Why city-dwellers should care about forests

Why city-dwellers should care about forests

Trees in urban areas make people healthier and happier.

Frances Seymour

Distinguished Senior Fellow at the World Resource Institute (WRI) in Washington DC

18 Oct 2017
Editorial by REVOLVE

Nature
This editorial features in REVOLVE #27 on pages 6-7.

Trees in urban areas make people healthier and happier.

Trees shade city streets and parks raise property values. Trees provide cooling shade and help moderate run-off after storms. They’re good for the mind and body. Urban forests help cleanse the air of pollutants, reducing the incidence of respiratory disease. And their presence makes you feel better: a study in Toronto found that having an additional 10 trees on a city block improved peoples’ perceptions of their health by an amount comparable to a $10,000 increase in income or being seven years younger.

Nearby forests provide urban-dwellers with water, energy, and protection from weather extremes.

Nearby forests provide many of the services that underpin everyday life in the world’s cities.
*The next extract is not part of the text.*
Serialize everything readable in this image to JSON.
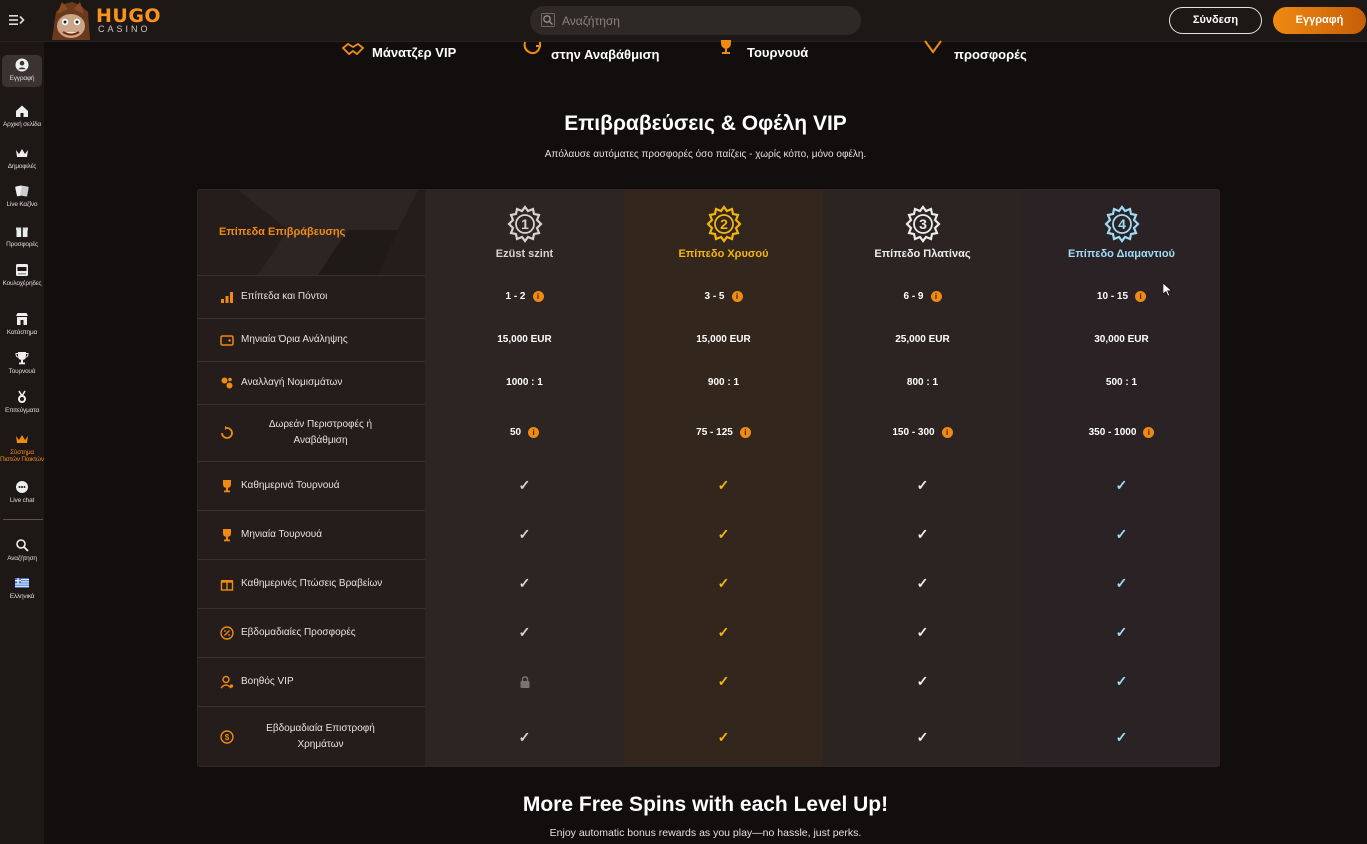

Many of those cities – including Bogota, New York, and Singapore – have invested in protecting forested watersheds to ensure dependable supplies of clean, fresh water for drinking and sanitation. Forested catchment areas also fill the reservoirs behind hydroelectric dams that power city lights.
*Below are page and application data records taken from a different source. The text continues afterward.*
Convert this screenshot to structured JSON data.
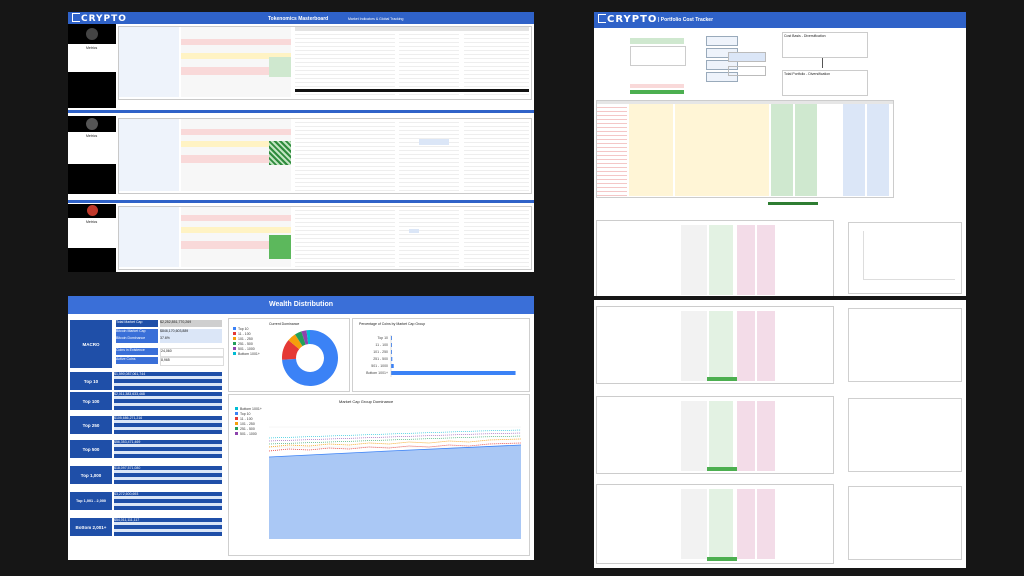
{
  "panels": {
    "masterboard": {
      "logo_text": "CRYPTO",
      "title": "Tokenomics Masterboard",
      "subtitle": "Market Indicators & Global Tracking",
      "section_labels": [
        "Metrics",
        "Metrics",
        "Metrics"
      ]
    },
    "cost_tracker": {
      "logo_text": "CRYPTO",
      "title": "| Portfolio Cost Tracker",
      "box1": "Cost Basis - Diversification",
      "box2": "Total Portfolio - Diversification"
    },
    "wealth": {
      "title": "Wealth Distribution",
      "macro_label": "MACRO",
      "macro_rows": [
        {
          "label": "Total Market Cap",
          "value": "$2,252,851,770,269"
        },
        {
          "label": "Bitcoin Market Cap",
          "value": "$846,170,603,889"
        },
        {
          "label": "Bitcoin Dominance",
          "value": "37.6%"
        },
        {
          "label": "Coins in Existence",
          "value": "24,060"
        },
        {
          "label": "Active Coins",
          "value": "8,965"
        }
      ],
      "groups": [
        {
          "label": "Top 10",
          "value": "$1,590,087,061,744"
        },
        {
          "label": "Top 100",
          "value": "$2,011,383,633,468"
        },
        {
          "label": "Top 250",
          "value": "$105,686,271,216"
        },
        {
          "label": "Top 500",
          "value": "$56,353,471,469"
        },
        {
          "label": "Top 1,000",
          "value": "$18,097,571,080"
        },
        {
          "label": "Top 1,001 - 2,000",
          "value": "$3,272,600,693"
        },
        {
          "label": "Bottom 2,001+",
          "value": "$54,011,111,117"
        }
      ],
      "pie": {
        "title": "Current Dominance",
        "legend": [
          "Top 10",
          "11 - 100",
          "101 - 250",
          "251 - 500",
          "501 - 1000",
          "Bottom 1001+"
        ],
        "colors": [
          "#3b82f6",
          "#e53935",
          "#f59e0b",
          "#22a05a",
          "#8e44ad",
          "#00bcd4"
        ],
        "values": [
          74,
          12,
          5,
          4,
          3,
          2
        ]
      },
      "bar": {
        "title": "Percentage of Coins by Market Cap Group",
        "categories": [
          "Top 10",
          "11 - 100",
          "101 - 250",
          "251 - 500",
          "501 - 1000",
          "Bottom 1001+"
        ],
        "values": [
          0.04,
          0.4,
          0.6,
          1.0,
          2.1,
          95.8
        ],
        "color": "#3b82f6"
      },
      "area": {
        "title": "Market Cap Group Dominance",
        "legend": [
          "Bottom 1001+",
          "Top 10",
          "11 - 100",
          "101 - 250",
          "251 - 500",
          "501 - 1000"
        ]
      }
    }
  },
  "chart_data": [
    {
      "type": "pie",
      "title": "Current Dominance",
      "categories": [
        "Top 10",
        "11 - 100",
        "101 - 250",
        "251 - 500",
        "501 - 1000",
        "Bottom 1001+"
      ],
      "values": [
        74,
        12,
        5,
        4,
        3,
        2
      ]
    },
    {
      "type": "bar",
      "title": "Percentage of Coins by Market Cap Group",
      "categories": [
        "Top 10",
        "11 - 100",
        "101 - 250",
        "251 - 500",
        "501 - 1000",
        "Bottom 1001+"
      ],
      "values": [
        0.04,
        0.4,
        0.6,
        1.0,
        2.1,
        95.8
      ]
    }
  ]
}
As climate change increases the frequency and severity of extreme weather events, the role of forests in attenuating the impacts of those events is increasingly apparent. Natural forest vegetation helps mitigate the landslides and flooding that often result from heavy rainfall. Restoring tropical mangrove forests could help buffer coastal cities, such as Mumbai, from storms and sealevel rise. And in alpine areas, trees on steep slopes can help mitigate avalanche risk after heavy snowfalls.

Far-away forests supply timber and protect the climate.

Cities do not depend just on trees in their immediate vicinity. Timber sourced from far-away forests has long been used for urban construction needs with rot-resistant tropical species favoured for outdoor uses such as pavements and park benches. A renaissance in the use of wood in urban architecture is underway, combining its inherent aesthetic and structural properties with new technologies to erect efficient, lowcarbon “mass timber” buildings more than 10 stories tall.

Forests constitute up to 1/3 of the cost-effective actions to prevent catastrophic climate change.

In addition, new science is revealing the role of forests in ensuring global well-being, including the sustainability of cities, through their roles in moderating the climate both locally and globally. Forests are now estimated to constitute up to 1/3 of the cost-effective actions to prevent catastrophic climate change, including reducing emissions from deforestation and enhancing carbon storage through reforestation and restoration. Moreover, the role of forests in regulating hydrological cycles is now understood to operate at the local watershed level and to play a role in generating rainfall across continents, thus ensuring the continued productivity of the world’s agricultural systems. Yet consumer choices still contribute to forest loss: the leading cause of tropical deforestation is conversion of forests to commercial agriculture to serve global commodity markets: forests yield to pasture for beef, cropland for soy, and plantations for palm oil and fastgrowing timber.

What can cities do to protect faraway forests?

Many cities already recognize the value of urban and nearby forests, and are actively working to protect and enhance tree density to reap their many benefits. In 2017, 17 Asian countries participated in a conference in Korea organized by the United Nations Food and Agriculture Organization (FAO), which produced an Action Plan for the development of urban and peri-urban forests in the region. Awareness of what cities can do to protect faraway forests, however, is still embryonic, but urban leaders can do at least 3 things that would make a difference:

1. Enact forest-friendly procurement policies. These would include avoiding the sourcing of products associated with deforestation, unless those products are independently certified as legally and sustainably produced. Providing markets for legal and sustainable timber can provide incentives for keeping forests as forests rather than converting them to other uses.

2. Provide a market for forest ecosystem services, especially carbon. Many of the world’s leading cities have made commitments to achieve carbon neutrality by mid-century or before. Most emission reductions can and should be achieved by reducing fossil fuel use in the energy and transport sectors, but the purchase of forest carbon offsets from tropical jurisdictions could be the icing on the cake.

3. Raise awareness. Most urban-dwellers are unaware how much their well-being depends on goods and services generated by faraway forests, and what they can do to promote forest conservation. Urban environmental education can help citizens make more forestfriendly choices with their spending and voting power.

Why Forests? Why Now? The Science, Economics and Politics of Tropical Forests and Climate Change

Frances Seymour and Jonah Busch